### DATA FOR ANALYSIS ###

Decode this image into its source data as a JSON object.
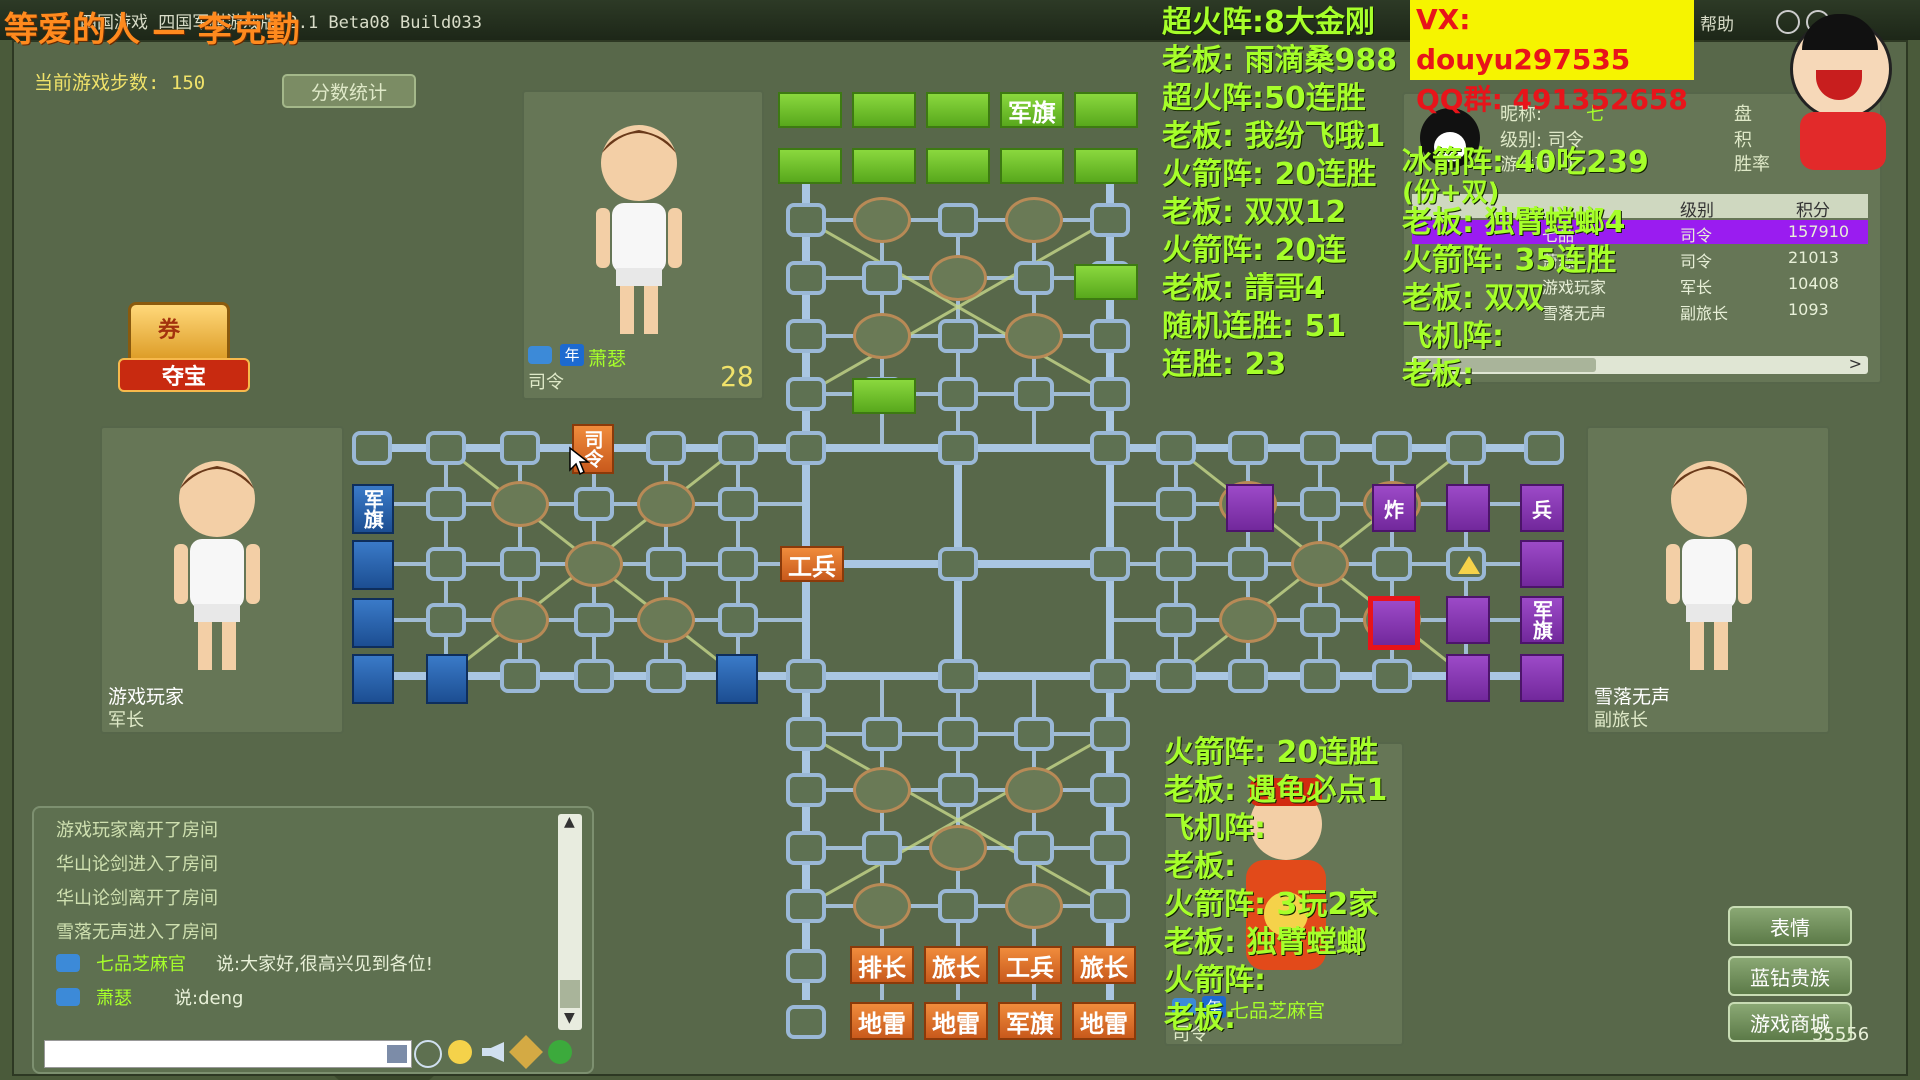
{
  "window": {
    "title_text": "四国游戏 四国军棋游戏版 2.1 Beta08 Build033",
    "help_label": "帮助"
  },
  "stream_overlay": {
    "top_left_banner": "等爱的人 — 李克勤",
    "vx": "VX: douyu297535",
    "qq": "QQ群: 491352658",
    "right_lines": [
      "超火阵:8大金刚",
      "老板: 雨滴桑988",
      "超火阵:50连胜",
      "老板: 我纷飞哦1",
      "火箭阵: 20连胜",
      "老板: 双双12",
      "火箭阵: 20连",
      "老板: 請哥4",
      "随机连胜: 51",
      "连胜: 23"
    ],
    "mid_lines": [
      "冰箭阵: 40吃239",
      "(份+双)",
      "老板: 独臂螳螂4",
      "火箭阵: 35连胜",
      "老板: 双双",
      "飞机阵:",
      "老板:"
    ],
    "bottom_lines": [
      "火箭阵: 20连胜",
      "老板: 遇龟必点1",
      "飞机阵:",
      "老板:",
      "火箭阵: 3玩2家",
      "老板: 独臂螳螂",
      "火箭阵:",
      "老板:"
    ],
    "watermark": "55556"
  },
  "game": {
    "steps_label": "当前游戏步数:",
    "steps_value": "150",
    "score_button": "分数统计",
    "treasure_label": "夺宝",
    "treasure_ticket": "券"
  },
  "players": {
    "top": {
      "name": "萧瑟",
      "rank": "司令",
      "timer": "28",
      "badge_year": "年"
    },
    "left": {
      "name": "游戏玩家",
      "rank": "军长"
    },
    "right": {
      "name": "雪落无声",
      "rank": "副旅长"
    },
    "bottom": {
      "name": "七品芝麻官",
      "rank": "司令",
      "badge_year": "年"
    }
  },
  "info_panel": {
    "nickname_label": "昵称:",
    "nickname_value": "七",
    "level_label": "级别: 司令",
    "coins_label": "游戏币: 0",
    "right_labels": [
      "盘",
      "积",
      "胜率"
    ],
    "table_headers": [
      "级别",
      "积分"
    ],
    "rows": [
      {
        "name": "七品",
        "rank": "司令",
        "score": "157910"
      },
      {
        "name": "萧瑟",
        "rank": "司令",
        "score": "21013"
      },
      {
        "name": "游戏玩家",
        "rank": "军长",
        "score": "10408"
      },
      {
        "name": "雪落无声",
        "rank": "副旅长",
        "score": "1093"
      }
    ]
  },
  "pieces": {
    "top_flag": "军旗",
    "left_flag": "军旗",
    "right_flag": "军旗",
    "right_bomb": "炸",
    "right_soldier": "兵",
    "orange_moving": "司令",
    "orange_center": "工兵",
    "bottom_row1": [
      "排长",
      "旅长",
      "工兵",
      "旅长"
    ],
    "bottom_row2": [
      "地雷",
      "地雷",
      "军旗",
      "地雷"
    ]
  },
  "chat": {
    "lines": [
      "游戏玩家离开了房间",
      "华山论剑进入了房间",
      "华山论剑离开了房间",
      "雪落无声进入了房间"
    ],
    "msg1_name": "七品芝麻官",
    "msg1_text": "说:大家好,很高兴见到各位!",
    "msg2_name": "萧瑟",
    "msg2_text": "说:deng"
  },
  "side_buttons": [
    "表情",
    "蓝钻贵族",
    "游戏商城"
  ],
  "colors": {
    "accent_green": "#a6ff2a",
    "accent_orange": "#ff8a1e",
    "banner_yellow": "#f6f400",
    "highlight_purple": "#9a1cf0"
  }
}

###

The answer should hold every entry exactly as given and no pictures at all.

Decode this image into its source data as a JSON object.
{
  "window": {
    "title_text": "四国游戏 四国军棋游戏版 2.1 Beta08 Build033",
    "help_label": "帮助"
  },
  "stream_overlay": {
    "top_left_banner": "等爱的人 — 李克勤",
    "vx": "VX: douyu297535",
    "qq": "QQ群: 491352658",
    "right_lines": [
      "超火阵:8大金刚",
      "老板: 雨滴桑988",
      "超火阵:50连胜",
      "老板: 我纷飞哦1",
      "火箭阵: 20连胜",
      "老板: 双双12",
      "火箭阵: 20连",
      "老板: 請哥4",
      "随机连胜: 51",
      "连胜: 23"
    ],
    "mid_lines": [
      "冰箭阵: 40吃239",
      "(份+双)",
      "老板: 独臂螳螂4",
      "火箭阵: 35连胜",
      "老板: 双双",
      "飞机阵:",
      "老板:"
    ],
    "bottom_lines": [
      "火箭阵: 20连胜",
      "老板: 遇龟必点1",
      "飞机阵:",
      "老板:",
      "火箭阵: 3玩2家",
      "老板: 独臂螳螂",
      "火箭阵:",
      "老板:"
    ],
    "watermark": "55556"
  },
  "game": {
    "steps_label": "当前游戏步数:",
    "steps_value": "150",
    "score_button": "分数统计",
    "treasure_label": "夺宝",
    "treasure_ticket": "券"
  },
  "players": {
    "top": {
      "name": "萧瑟",
      "rank": "司令",
      "timer": "28",
      "badge_year": "年"
    },
    "left": {
      "name": "游戏玩家",
      "rank": "军长"
    },
    "right": {
      "name": "雪落无声",
      "rank": "副旅长"
    },
    "bottom": {
      "name": "七品芝麻官",
      "rank": "司令",
      "badge_year": "年"
    }
  },
  "info_panel": {
    "nickname_label": "昵称:",
    "nickname_value": "七",
    "level_label": "级别: 司令",
    "coins_label": "游戏币: 0",
    "right_labels": [
      "盘",
      "积",
      "胜率"
    ],
    "table_headers": [
      "级别",
      "积分"
    ],
    "rows": [
      {
        "name": "七品",
        "rank": "司令",
        "score": "157910"
      },
      {
        "name": "萧瑟",
        "rank": "司令",
        "score": "21013"
      },
      {
        "name": "游戏玩家",
        "rank": "军长",
        "score": "10408"
      },
      {
        "name": "雪落无声",
        "rank": "副旅长",
        "score": "1093"
      }
    ]
  },
  "pieces": {
    "top_flag": "军旗",
    "left_flag": "军旗",
    "right_flag": "军旗",
    "right_bomb": "炸",
    "right_soldier": "兵",
    "orange_moving": "司令",
    "orange_center": "工兵",
    "bottom_row1": [
      "排长",
      "旅长",
      "工兵",
      "旅长"
    ],
    "bottom_row2": [
      "地雷",
      "地雷",
      "军旗",
      "地雷"
    ]
  },
  "chat": {
    "lines": [
      "游戏玩家离开了房间",
      "华山论剑进入了房间",
      "华山论剑离开了房间",
      "雪落无声进入了房间"
    ],
    "msg1_name": "七品芝麻官",
    "msg1_text": "说:大家好,很高兴见到各位!",
    "msg2_name": "萧瑟",
    "msg2_text": "说:deng"
  },
  "side_buttons": [
    "表情",
    "蓝钻贵族",
    "游戏商城"
  ],
  "colors": {
    "accent_green": "#a6ff2a",
    "accent_orange": "#ff8a1e",
    "banner_yellow": "#f6f400",
    "highlight_purple": "#9a1cf0"
  }
}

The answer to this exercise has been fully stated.